Work instruction: Down to the last line, repeat the records exactly.

(Dataset rows for apps and sites)
---
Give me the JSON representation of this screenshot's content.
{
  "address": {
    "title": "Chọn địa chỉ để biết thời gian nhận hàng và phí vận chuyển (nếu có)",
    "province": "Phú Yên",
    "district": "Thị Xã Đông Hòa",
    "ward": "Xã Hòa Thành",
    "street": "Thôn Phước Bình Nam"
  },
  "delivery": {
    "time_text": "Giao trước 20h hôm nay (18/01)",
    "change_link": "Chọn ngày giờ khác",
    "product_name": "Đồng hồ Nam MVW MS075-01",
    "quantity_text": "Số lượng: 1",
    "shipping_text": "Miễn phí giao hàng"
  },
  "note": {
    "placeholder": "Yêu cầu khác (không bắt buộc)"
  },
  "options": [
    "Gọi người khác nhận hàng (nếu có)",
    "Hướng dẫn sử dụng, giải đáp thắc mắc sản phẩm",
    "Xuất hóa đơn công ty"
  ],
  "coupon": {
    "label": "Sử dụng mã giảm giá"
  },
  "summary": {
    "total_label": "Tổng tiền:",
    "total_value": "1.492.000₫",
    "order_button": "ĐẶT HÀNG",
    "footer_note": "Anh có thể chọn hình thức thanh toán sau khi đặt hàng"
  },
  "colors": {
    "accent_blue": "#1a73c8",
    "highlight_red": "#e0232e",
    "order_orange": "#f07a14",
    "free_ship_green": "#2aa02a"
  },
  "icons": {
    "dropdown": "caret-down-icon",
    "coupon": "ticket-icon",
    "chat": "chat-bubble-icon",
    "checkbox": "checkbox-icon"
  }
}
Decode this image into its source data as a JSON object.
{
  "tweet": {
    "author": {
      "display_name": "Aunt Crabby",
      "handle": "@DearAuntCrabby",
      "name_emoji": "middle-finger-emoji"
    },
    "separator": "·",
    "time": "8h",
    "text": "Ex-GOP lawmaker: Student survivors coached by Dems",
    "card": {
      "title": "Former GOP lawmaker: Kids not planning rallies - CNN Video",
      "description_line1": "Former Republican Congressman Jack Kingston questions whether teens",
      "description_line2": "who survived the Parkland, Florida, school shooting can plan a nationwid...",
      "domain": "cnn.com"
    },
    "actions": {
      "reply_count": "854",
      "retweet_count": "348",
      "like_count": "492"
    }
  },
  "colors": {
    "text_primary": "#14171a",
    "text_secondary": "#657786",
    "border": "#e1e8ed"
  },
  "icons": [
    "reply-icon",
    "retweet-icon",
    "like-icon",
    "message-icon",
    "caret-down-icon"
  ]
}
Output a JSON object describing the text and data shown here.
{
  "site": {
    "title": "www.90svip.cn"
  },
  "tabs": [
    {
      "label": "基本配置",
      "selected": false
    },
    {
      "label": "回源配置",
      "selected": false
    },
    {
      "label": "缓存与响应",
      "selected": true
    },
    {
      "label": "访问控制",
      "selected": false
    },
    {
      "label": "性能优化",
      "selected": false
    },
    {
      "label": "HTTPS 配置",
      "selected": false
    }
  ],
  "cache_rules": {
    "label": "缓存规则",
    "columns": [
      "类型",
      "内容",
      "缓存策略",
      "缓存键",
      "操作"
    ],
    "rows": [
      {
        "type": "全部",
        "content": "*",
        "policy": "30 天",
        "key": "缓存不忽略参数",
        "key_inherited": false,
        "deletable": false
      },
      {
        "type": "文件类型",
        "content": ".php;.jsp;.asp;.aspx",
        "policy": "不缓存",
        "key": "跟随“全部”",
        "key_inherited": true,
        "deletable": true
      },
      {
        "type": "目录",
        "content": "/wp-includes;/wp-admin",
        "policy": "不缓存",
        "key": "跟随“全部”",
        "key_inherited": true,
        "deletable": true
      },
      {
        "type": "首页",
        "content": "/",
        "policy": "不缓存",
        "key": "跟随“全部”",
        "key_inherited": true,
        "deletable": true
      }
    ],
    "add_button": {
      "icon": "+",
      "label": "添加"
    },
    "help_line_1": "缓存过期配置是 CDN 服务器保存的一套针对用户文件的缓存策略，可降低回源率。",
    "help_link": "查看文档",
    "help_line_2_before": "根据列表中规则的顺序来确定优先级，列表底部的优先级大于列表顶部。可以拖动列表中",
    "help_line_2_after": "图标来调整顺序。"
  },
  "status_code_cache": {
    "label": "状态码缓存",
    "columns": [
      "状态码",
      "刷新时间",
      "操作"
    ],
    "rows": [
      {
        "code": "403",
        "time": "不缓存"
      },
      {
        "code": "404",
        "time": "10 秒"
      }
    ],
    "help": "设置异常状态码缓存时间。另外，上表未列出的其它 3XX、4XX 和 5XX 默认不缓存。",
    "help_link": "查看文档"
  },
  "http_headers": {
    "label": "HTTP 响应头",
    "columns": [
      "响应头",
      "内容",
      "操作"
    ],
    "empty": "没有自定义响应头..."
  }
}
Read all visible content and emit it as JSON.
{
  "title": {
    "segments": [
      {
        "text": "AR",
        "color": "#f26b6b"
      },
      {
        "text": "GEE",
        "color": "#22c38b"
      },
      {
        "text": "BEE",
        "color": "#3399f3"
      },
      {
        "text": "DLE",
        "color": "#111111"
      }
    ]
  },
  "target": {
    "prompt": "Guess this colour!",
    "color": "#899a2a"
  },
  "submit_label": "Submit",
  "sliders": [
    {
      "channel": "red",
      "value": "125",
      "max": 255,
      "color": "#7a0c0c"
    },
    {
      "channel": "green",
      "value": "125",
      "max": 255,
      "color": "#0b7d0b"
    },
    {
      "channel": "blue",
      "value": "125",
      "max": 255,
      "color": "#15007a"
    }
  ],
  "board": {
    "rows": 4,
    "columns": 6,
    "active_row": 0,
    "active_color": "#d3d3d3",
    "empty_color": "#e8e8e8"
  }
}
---
Your solution:
Give me the JSON representation of this screenshot's content.
{
  "address": {
    "title": "Chọn địa chỉ để biết thời gian nhận hàng và phí vận chuyển (nếu có)",
    "province": "Phú Yên",
    "district": "Thị Xã Đông Hòa",
    "ward": "Xã Hòa Thành",
    "street": "Thôn Phước Bình Nam"
  },
  "delivery": {
    "time_text": "Giao trước 20h hôm nay (18/01)",
    "change_link": "Chọn ngày giờ khác",
    "product_name": "Đồng hồ Nam MVW MS075-01",
    "quantity_text": "Số lượng: 1",
    "shipping_text": "Miễn phí giao hàng"
  },
  "note": {
    "placeholder": "Yêu cầu khác (không bắt buộc)"
  },
  "options": [
    "Gọi người khác nhận hàng (nếu có)",
    "Hướng dẫn sử dụng, giải đáp thắc mắc sản phẩm",
    "Xuất hóa đơn công ty"
  ],
  "coupon": {
    "label": "Sử dụng mã giảm giá"
  },
  "summary": {
    "total_label": "Tổng tiền:",
    "total_value": "1.492.000₫",
    "order_button": "ĐẶT HÀNG",
    "footer_note": "Anh có thể chọn hình thức thanh toán sau khi đặt hàng"
  },
  "colors": {
    "accent_blue": "#1a73c8",
    "highlight_red": "#e0232e",
    "order_orange": "#f07a14",
    "free_ship_green": "#2aa02a"
  },
  "icons": {
    "dropdown": "caret-down-icon",
    "coupon": "ticket-icon",
    "chat": "chat-bubble-icon",
    "checkbox": "checkbox-icon"
  }
}
Decode this image into its source data as a JSON object.
{
  "tweet": {
    "author": {
      "display_name": "Aunt Crabby",
      "handle": "@DearAuntCrabby",
      "name_emoji": "middle-finger-emoji"
    },
    "separator": "·",
    "time": "8h",
    "text": "Ex-GOP lawmaker: Student survivors coached by Dems",
    "card": {
      "title": "Former GOP lawmaker: Kids not planning rallies - CNN Video",
      "description_line1": "Former Republican Congressman Jack Kingston questions whether teens",
      "description_line2": "who survived the Parkland, Florida, school shooting can plan a nationwid...",
      "domain": "cnn.com"
    },
    "actions": {
      "reply_count": "854",
      "retweet_count": "348",
      "like_count": "492"
    }
  },
  "colors": {
    "text_primary": "#14171a",
    "text_secondary": "#657786",
    "border": "#e1e8ed"
  },
  "icons": [
    "reply-icon",
    "retweet-icon",
    "like-icon",
    "message-icon",
    "caret-down-icon"
  ]
}
Output a JSON object describing the text and data shown here.
{
  "site": {
    "title": "www.90svip.cn"
  },
  "tabs": [
    {
      "label": "基本配置",
      "selected": false
    },
    {
      "label": "回源配置",
      "selected": false
    },
    {
      "label": "缓存与响应",
      "selected": true
    },
    {
      "label": "访问控制",
      "selected": false
    },
    {
      "label": "性能优化",
      "selected": false
    },
    {
      "label": "HTTPS 配置",
      "selected": false
    }
  ],
  "cache_rules": {
    "label": "缓存规则",
    "columns": [
      "类型",
      "内容",
      "缓存策略",
      "缓存键",
      "操作"
    ],
    "rows": [
      {
        "type": "全部",
        "content": "*",
        "policy": "30 天",
        "key": "缓存不忽略参数",
        "key_inherited": false,
        "deletable": false
      },
      {
        "type": "文件类型",
        "content": ".php;.jsp;.asp;.aspx",
        "policy": "不缓存",
        "key": "跟随“全部”",
        "key_inherited": true,
        "deletable": true
      },
      {
        "type": "目录",
        "content": "/wp-includes;/wp-admin",
        "policy": "不缓存",
        "key": "跟随“全部”",
        "key_inherited": true,
        "deletable": true
      },
      {
        "type": "首页",
        "content": "/",
        "policy": "不缓存",
        "key": "跟随“全部”",
        "key_inherited": true,
        "deletable": true
      }
    ],
    "add_button": {
      "icon": "+",
      "label": "添加"
    },
    "help_line_1": "缓存过期配置是 CDN 服务器保存的一套针对用户文件的缓存策略，可降低回源率。",
    "help_link": "查看文档",
    "help_line_2_before": "根据列表中规则的顺序来确定优先级，列表底部的优先级大于列表顶部。可以拖动列表中",
    "help_line_2_after": "图标来调整顺序。"
  },
  "status_code_cache": {
    "label": "状态码缓存",
    "columns": [
      "状态码",
      "刷新时间",
      "操作"
    ],
    "rows": [
      {
        "code": "403",
        "time": "不缓存"
      },
      {
        "code": "404",
        "time": "10 秒"
      }
    ],
    "help": "设置异常状态码缓存时间。另外，上表未列出的其它 3XX、4XX 和 5XX 默认不缓存。",
    "help_link": "查看文档"
  },
  "http_headers": {
    "label": "HTTP 响应头",
    "columns": [
      "响应头",
      "内容",
      "操作"
    ],
    "empty": "没有自定义响应头..."
  }
}
Read all visible content and emit it as JSON.
{
  "title": {
    "segments": [
      {
        "text": "AR",
        "color": "#f26b6b"
      },
      {
        "text": "GEE",
        "color": "#22c38b"
      },
      {
        "text": "BEE",
        "color": "#3399f3"
      },
      {
        "text": "DLE",
        "color": "#111111"
      }
    ]
  },
  "target": {
    "prompt": "Guess this colour!",
    "color": "#899a2a"
  },
  "submit_label": "Submit",
  "sliders": [
    {
      "channel": "red",
      "value": "125",
      "max": 255,
      "color": "#7a0c0c"
    },
    {
      "channel": "green",
      "value": "125",
      "max": 255,
      "color": "#0b7d0b"
    },
    {
      "channel": "blue",
      "value": "125",
      "max": 255,
      "color": "#15007a"
    }
  ],
  "board": {
    "rows": 4,
    "columns": 6,
    "active_row": 0,
    "active_color": "#d3d3d3",
    "empty_color": "#e8e8e8"
  }
}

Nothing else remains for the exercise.